<script src="scripts/require.js" data-main="app"></script>

But, after fixing this, i run the application but there is again nothing on the page. But, now i can hit the break-point in my app.ts file. I hit the breakpoint and then F5, but nothing on the screen.

Back to RequireJS Site, now again reading their documentation slowly and thoroughly. And finally i hit to this :

It is possible when using RequireJS to load scripts quickly enough that they complete before the DOM is ready. Any work that tries to interact with the DOM should wait for the DOM to be ready. For modern browsers, this is done by waiting for the DOMContentLoaded event.

However, not all browsers in use support DOMContentLoaded. The domReady module implements a cross-browser method to determine when the DOM is ready. Download the module and use it in your project like so:

/// <reference path="scripts/js/modulea.ts" />
/// <reference path="scripts/typings/requirejs/require.d.ts" />

import moduleA = require('./scripts/js/ModuleA');
import _mA = moduleA.ModuleA;

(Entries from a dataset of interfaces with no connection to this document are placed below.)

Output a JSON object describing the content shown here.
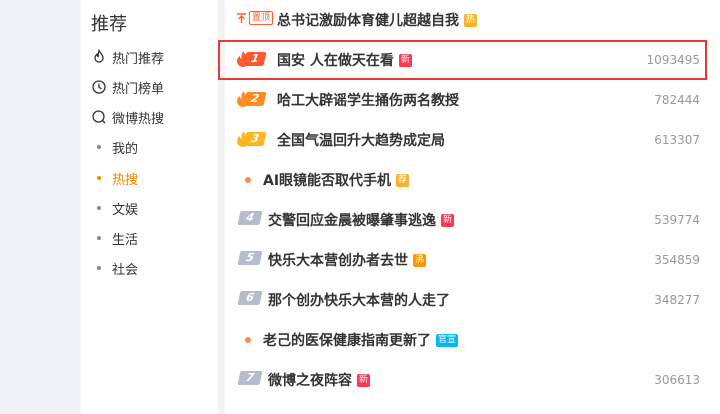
{
  "sidebar": {
    "title": "推荐",
    "nav": [
      {
        "label": "热门推荐",
        "icon": "flame-outline-icon"
      },
      {
        "label": "热门榜单",
        "icon": "clock-outline-icon"
      },
      {
        "label": "微博热搜",
        "icon": "search-outline-icon"
      }
    ],
    "sub": [
      {
        "label": "我的",
        "active": false
      },
      {
        "label": "热搜",
        "active": true
      },
      {
        "label": "文娱",
        "active": false
      },
      {
        "label": "生活",
        "active": false
      },
      {
        "label": "社会",
        "active": false
      }
    ]
  },
  "hot_list": {
    "pinned": {
      "pin_label": "置顶",
      "title": "总书记激励体育健儿超越自我",
      "badge": "热"
    },
    "items": [
      {
        "rank": "1",
        "title": "国安 人在做天在看",
        "badge": "新",
        "count": "1093495"
      },
      {
        "rank": "2",
        "title": "哈工大辟谣学生捅伤两名教授",
        "badge": "",
        "count": "782444"
      },
      {
        "rank": "3",
        "title": "全国气温回升大趋势成定局",
        "badge": "",
        "count": "613307"
      },
      {
        "rank": "",
        "title": "AI眼镜能否取代手机",
        "badge": "荐",
        "count": ""
      },
      {
        "rank": "4",
        "title": "交警回应金晨被曝肇事逃逸",
        "badge": "新",
        "count": "539774"
      },
      {
        "rank": "5",
        "title": "快乐大本营创办者去世",
        "badge": "沸",
        "count": "354859"
      },
      {
        "rank": "6",
        "title": "那个创办快乐大本营的人走了",
        "badge": "",
        "count": "348277"
      },
      {
        "rank": "",
        "title": "老己的医保健康指南更新了",
        "badge": "官宣",
        "count": ""
      },
      {
        "rank": "7",
        "title": "微博之夜阵容",
        "badge": "新",
        "count": "306613"
      }
    ]
  },
  "colors": {
    "accent": "#ff8200",
    "highlight_border": "#e53935"
  }
}
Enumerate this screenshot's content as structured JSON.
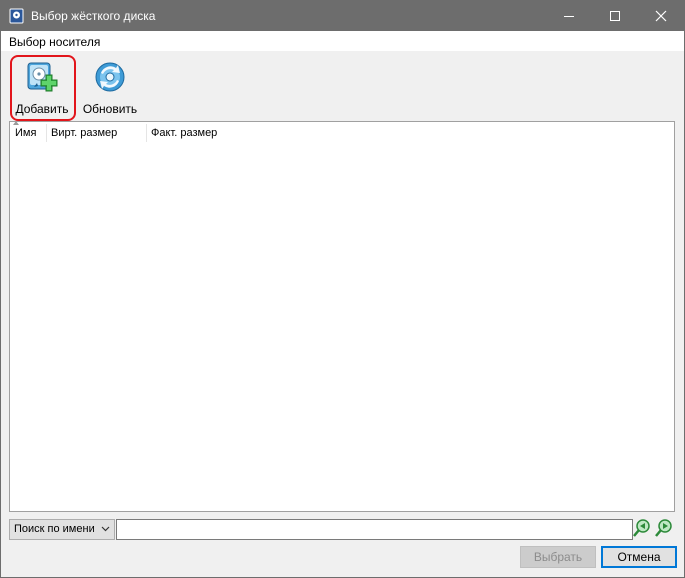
{
  "window": {
    "title": "Выбор жёсткого диска",
    "app_icon": "virtualbox-disk-icon",
    "controls": [
      "minimize-icon",
      "maximize-icon",
      "close-icon"
    ]
  },
  "menubar": {
    "items": [
      "Выбор носителя"
    ]
  },
  "toolbar": {
    "add_label": "Добавить",
    "add_icon": "add-disk-icon",
    "refresh_label": "Обновить",
    "refresh_icon": "refresh-disk-icon",
    "highlight_color": "#e2151b"
  },
  "list": {
    "columns": [
      "Имя",
      "Вирт. размер",
      "Факт. размер"
    ],
    "rows": []
  },
  "bottom": {
    "search_mode": "Поиск по имени",
    "search_value": "",
    "search_prev_icon": "search-previous-icon",
    "search_next_icon": "search-next-icon",
    "choose_label": "Выбрать",
    "cancel_label": "Отмена"
  }
}
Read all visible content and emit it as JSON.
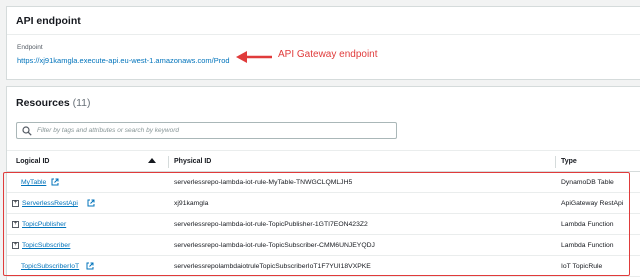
{
  "api_endpoint": {
    "title": "API endpoint",
    "endpoint_label": "Endpoint",
    "endpoint_url": "https://xj91kamgla.execute-api.eu-west-1.amazonaws.com/Prod"
  },
  "annotation": {
    "text": "API Gateway endpoint",
    "color": "#e03b3b"
  },
  "resources": {
    "title": "Resources",
    "count": "(11)",
    "search_placeholder": "Filter by tags and attributes or search by keyword",
    "columns": {
      "logical_id": "Logical ID",
      "physical_id": "Physical ID",
      "type": "Type"
    },
    "rows": [
      {
        "logical_id": "MyTable",
        "expandable": false,
        "physical_id": "serverlessrepo-lambda-iot-rule-MyTable-TNWGCLQMLJH5",
        "type": "DynamoDB Table"
      },
      {
        "logical_id": "ServerlessRestApi",
        "expandable": true,
        "physical_id": "xj91kamgla",
        "type": "ApiGateway RestApi"
      },
      {
        "logical_id": "TopicPublisher",
        "expandable": true,
        "physical_id": "serverlessrepo-lambda-iot-rule-TopicPublisher-1GTI7EON423Z2",
        "type": "Lambda Function"
      },
      {
        "logical_id": "TopicSubscriber",
        "expandable": true,
        "physical_id": "serverlessrepo-lambda-iot-rule-TopicSubscriber-CMM6UNJEYQDJ",
        "type": "Lambda Function"
      },
      {
        "logical_id": "TopicSubscriberIoT",
        "expandable": false,
        "physical_id": "serverlessrepolambdaiotruleTopicSubscriberIoT1F7YUI18VXPKE",
        "type": "IoT TopicRule"
      }
    ]
  },
  "colors": {
    "link": "#0073bb",
    "highlight": "#e03b3b"
  }
}
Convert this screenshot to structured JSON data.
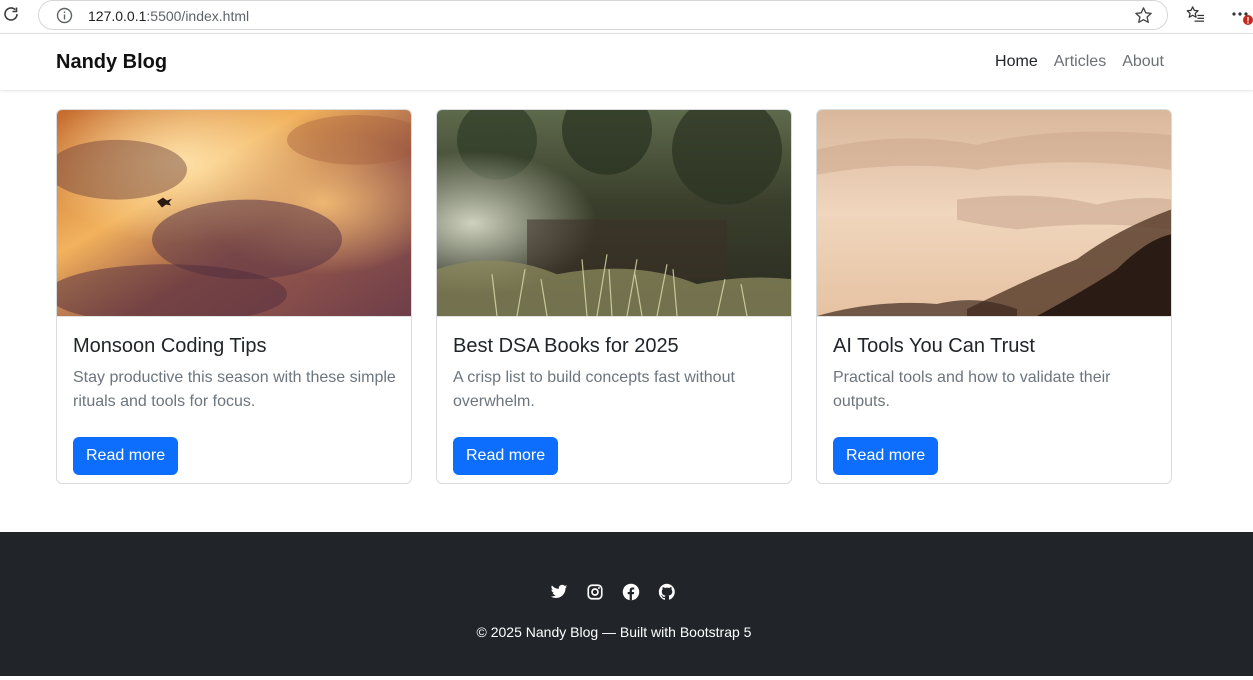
{
  "browser": {
    "url_host": "127.0.0.1",
    "url_rest": ":5500/index.html",
    "menu_badge": "!"
  },
  "navbar": {
    "brand": "Nandy Blog",
    "links": [
      "Home",
      "Articles",
      "About"
    ],
    "active_link": "Home"
  },
  "cards": [
    {
      "title": "Monsoon Coding Tips",
      "text": "Stay productive this season with these simple rituals and tools for focus.",
      "button": "Read more",
      "image": "sunset-clouds-bird"
    },
    {
      "title": "Best DSA Books for 2025",
      "text": "A crisp list to build concepts fast without overwhelm.",
      "button": "Read more",
      "image": "grass-steps-trees"
    },
    {
      "title": "AI Tools You Can Trust",
      "text": "Practical tools and how to validate their outputs.",
      "button": "Read more",
      "image": "misty-mountains"
    }
  ],
  "footer": {
    "social_icons": [
      "twitter-icon",
      "instagram-icon",
      "facebook-icon",
      "github-icon"
    ],
    "copyright": "© 2025 Nandy Blog — Built with Bootstrap 5"
  },
  "colors": {
    "primary": "#0d6efd",
    "footer_bg": "#212529",
    "muted_text": "#6c757d"
  }
}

require(['./scripts/domReady'], function (domReady) {
domReady(function () {
     document.getElementById('content').innerHTML =                      "Answer:" + _mA.A.add(2, 2).toString();

Who knew that document.onload which works every where will not work with RequireJS.

However, using “domReady” solved the problem.


Parsing complex JSON

We were building a UI control which gets data from JSON. To keep things simple, we wanted our users to specify JSON in a simple “.” manner e.g. if JSON looks like this

var obj = {
     name: 'Rafat Sarosh',
     address: 'Redmond. Seattle'

then the HTML can be as simple as this:

<my-control column='name' data='name'>;

and then in our directives we can parse the JSON by simply writing row[data] and get the data. Here row is referring to the JSON obj and ‘data’ is referring to ‘name’. Effectively, row[data] will translate to obj[name] in my directive. So far so good. This all works fine, till you get a simple JSON, and you are more or less certain of the shape of JSON. The user of my directive is happy to write a simple dot notation in his HTML to access the data. But imagine, if JSON is little complex. e.g.

var obj = {

      f1: "Angular",
      f2: { 
             "name": "Rafat", 
             "address": [{ city: 'Seattle'}, {zip: '98059' }] 
      f3: {
             "name": "Tim", 
             "address": [{ city: 'Redmond'}, {house: () => "I am function" }]
      f4: [1, 2, 3]

then it becomes little difficult to write a simple parsing function. Imagine the following test cases if user want to access the data as follows:

'f3.address[1].house')()  //Should return "I am function"

'f3.address[0].city' //Should return 'Redmond'

'' //Should return 'Rafat'

'f4[2]' //Should return 3

'f1' //Should return 'Angular'

So here is the code to parse JSON of any complexity.

function getValue(object: any, path: string, replace: boolean = true): T {

  //convert, all the .,[,] to * so I can break the strings on *
  if (replace) //A switch so I don't do this every time in my recursive loop
      path = path.replace(/\]\.|\.|\[|\]/g, "*");
  var index = path.indexOf('*');
  if (index === -1)
      return object[path];

  //Get the first segment
  var firstSegment= path.slice(0, index);
  var remainingSegments= path.slice(index + 1);

  if (object[firstSegment] !== undefined && remainingSegments.length > 0) {
       return getValue(object[firstSegment], remainingSegments, false);
  } else
       return object[firstSegment];

Happy Coding!!!